SPRINGFIELD, Ill. – Hotels and motels that fail to provide anti-human trafficking training would be barred from receiving government business under legislation passed Thursday by state Rep. Mike Halpin, D-Rock Island. Through the establishment of a certification program, Halpin’s measure aims to direct taxpayer dollars to lodging facilities that are abiding by current training requirements.
“Hotels are unfortunately a fairly common venue for human trafficking, and I’m glad that Illinois law recognizes the need for hotel employees to be trained on how to spot the warning signs of this crime,” said Halpin. “Ideally, all establishments in the hospitality industry would be taking steps to prevent human trafficking, and my bill helps us identify hotels that do have safeguards in place from those that may be more vulnerable to trafficking.”

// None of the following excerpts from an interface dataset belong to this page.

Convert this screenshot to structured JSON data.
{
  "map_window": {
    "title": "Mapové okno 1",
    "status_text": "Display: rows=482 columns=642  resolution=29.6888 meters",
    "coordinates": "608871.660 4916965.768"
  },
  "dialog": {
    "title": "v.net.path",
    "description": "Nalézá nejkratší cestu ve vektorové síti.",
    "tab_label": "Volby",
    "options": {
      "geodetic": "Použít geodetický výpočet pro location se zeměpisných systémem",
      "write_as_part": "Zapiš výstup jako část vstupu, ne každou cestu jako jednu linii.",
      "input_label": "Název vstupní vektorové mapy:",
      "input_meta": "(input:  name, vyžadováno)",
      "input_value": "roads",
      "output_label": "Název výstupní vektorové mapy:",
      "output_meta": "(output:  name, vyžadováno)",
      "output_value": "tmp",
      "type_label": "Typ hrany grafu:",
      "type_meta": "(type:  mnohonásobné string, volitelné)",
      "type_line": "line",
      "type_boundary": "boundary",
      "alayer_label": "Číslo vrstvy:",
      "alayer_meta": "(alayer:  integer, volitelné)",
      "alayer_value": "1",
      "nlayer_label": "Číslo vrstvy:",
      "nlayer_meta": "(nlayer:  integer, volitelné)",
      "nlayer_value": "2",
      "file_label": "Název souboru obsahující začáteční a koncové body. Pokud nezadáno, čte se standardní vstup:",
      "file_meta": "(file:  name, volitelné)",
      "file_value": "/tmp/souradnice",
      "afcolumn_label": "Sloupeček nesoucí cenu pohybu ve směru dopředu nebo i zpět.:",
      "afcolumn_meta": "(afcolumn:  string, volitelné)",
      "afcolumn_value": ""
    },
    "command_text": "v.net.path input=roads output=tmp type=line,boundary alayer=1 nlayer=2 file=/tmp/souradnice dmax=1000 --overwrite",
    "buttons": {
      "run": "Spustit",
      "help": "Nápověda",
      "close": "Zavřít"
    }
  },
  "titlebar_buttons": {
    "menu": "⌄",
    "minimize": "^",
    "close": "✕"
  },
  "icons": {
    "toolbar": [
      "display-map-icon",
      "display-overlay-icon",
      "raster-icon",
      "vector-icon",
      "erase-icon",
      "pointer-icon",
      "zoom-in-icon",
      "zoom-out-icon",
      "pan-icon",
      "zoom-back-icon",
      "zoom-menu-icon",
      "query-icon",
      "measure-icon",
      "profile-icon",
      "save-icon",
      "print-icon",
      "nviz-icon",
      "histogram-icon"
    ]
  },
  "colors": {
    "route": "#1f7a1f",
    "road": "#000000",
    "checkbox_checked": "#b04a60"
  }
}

Halpin’s House Bill 3470 establishes a program through which hotels and motels can receive certification from the Illinois Department of Human Services that they have provided training to their employees on how to recognize and assist victims of human trafficking. This training is already required under current law. Under Halpin’s bill, lodging establishments that do not obtain certification will be barred from receiving state money for either overnight guest stays or conference space.
“Certifying hotels that have provided human trafficking awareness training will ensure taxpayer dollars are supporting businesses that are doing the right thing, and keeps them all on the same page when it comes to anti-trafficking efforts,” said Halpin. “I thank my colleagues in the House for supporting this critical legislation today and look forward to its passage in the Senate.”
For more information, please contact Halpin’s full-time constituent service office at 309-558-3612 or at email@example.com.